by Itunuoluwa Adebo
President Donald Trump on Tuesday, sought to repair relations with Turkish President Recep Tayyip Erdogan, who is alarmed about a U.S plan to arm Kurdish fighters in Syria.
Trump said he and the Turkish president would have a “long and hard discussion” as he welcomed Erdogan to the Oval Office for a meeting three days ahead of a Trump trip to the Middle East. Erdogan said the U.S. shouldn’t work with the YPG Kurdish militia, a group Turkey considers a terrorist organisation, that Trump plans to arm.
Erdogan said in a statement to reporters, “Taking them into consideration in the region will never be accepted and it is going to be against the global agreement that we have reached,”
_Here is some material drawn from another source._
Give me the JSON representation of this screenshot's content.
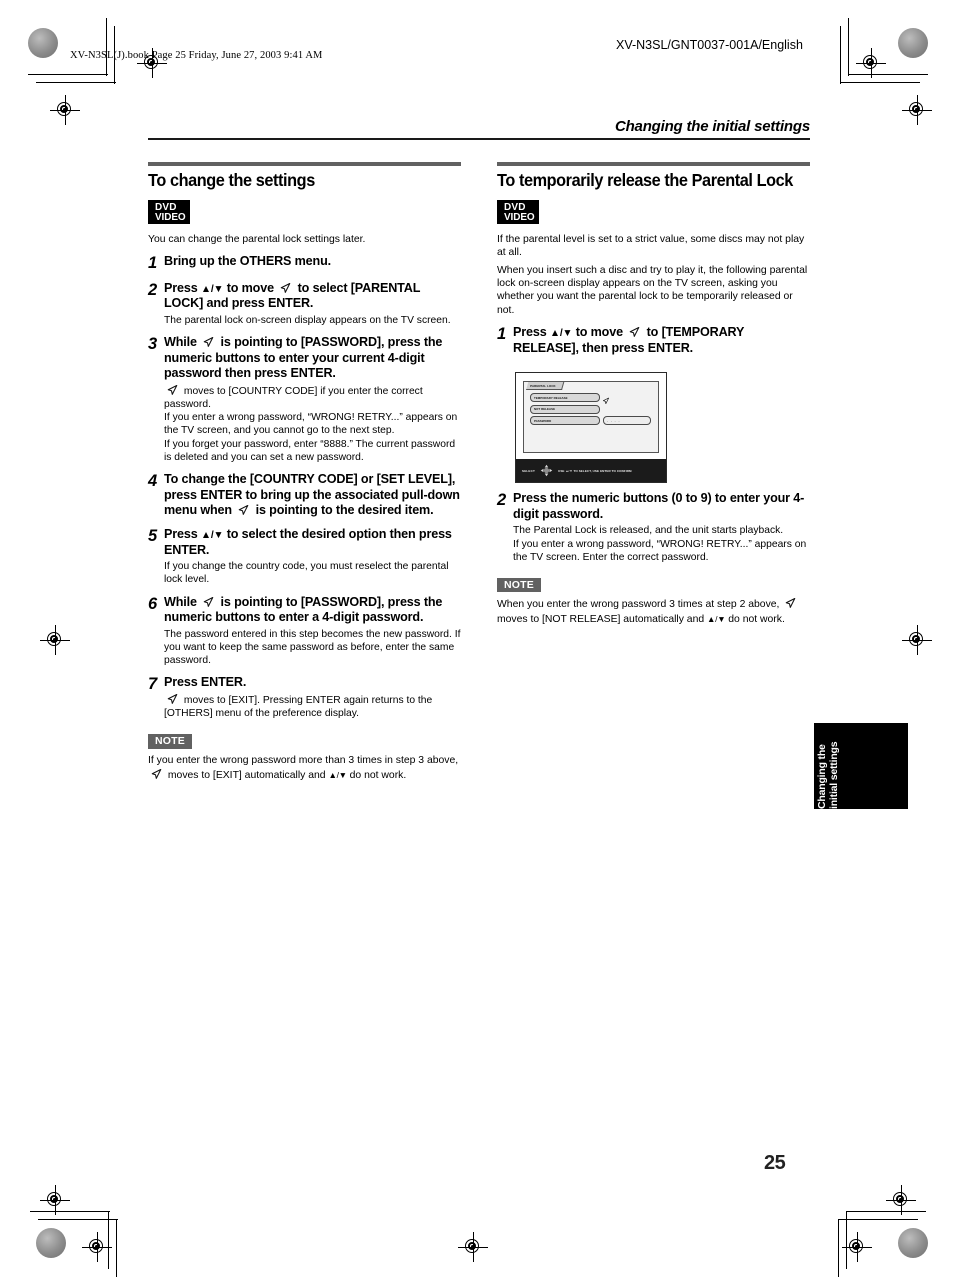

Trump has worked since his election to improve relations with Erdogan that grew tense by the end of Barack Obama’s administration. Some of the people who shaped Trump’s presidential campaign also have worked on the Turkish president’s pet causes. A firm owned by Trump’s former national security adviser, Michael Flynn, received more than $500,000 during the election campaign, initially undisclosed, for work intended to discredit an Erdogan political rival.
But the U.S. campaign to drive Islamic State from its self-proclaimed capital of Raqqa in Syria put Trump in a strategic bind. His administration concluded the best hope short of inserting U.S. troops would be to arm Kurdish fighters, and the president decided that was worth the inevitable backlash from Turkey, the official said.
“We face a new enemy in the fight against terrorism and again we seek to face that fight together,” Trump said in a statement after the leaders met briefly in the Oval Office. One administration official described Erdogan’s White House visit as a gift that offers the Turkish leader a gesture of international legitimacy a month after a disputed referendum that granted him broader powers.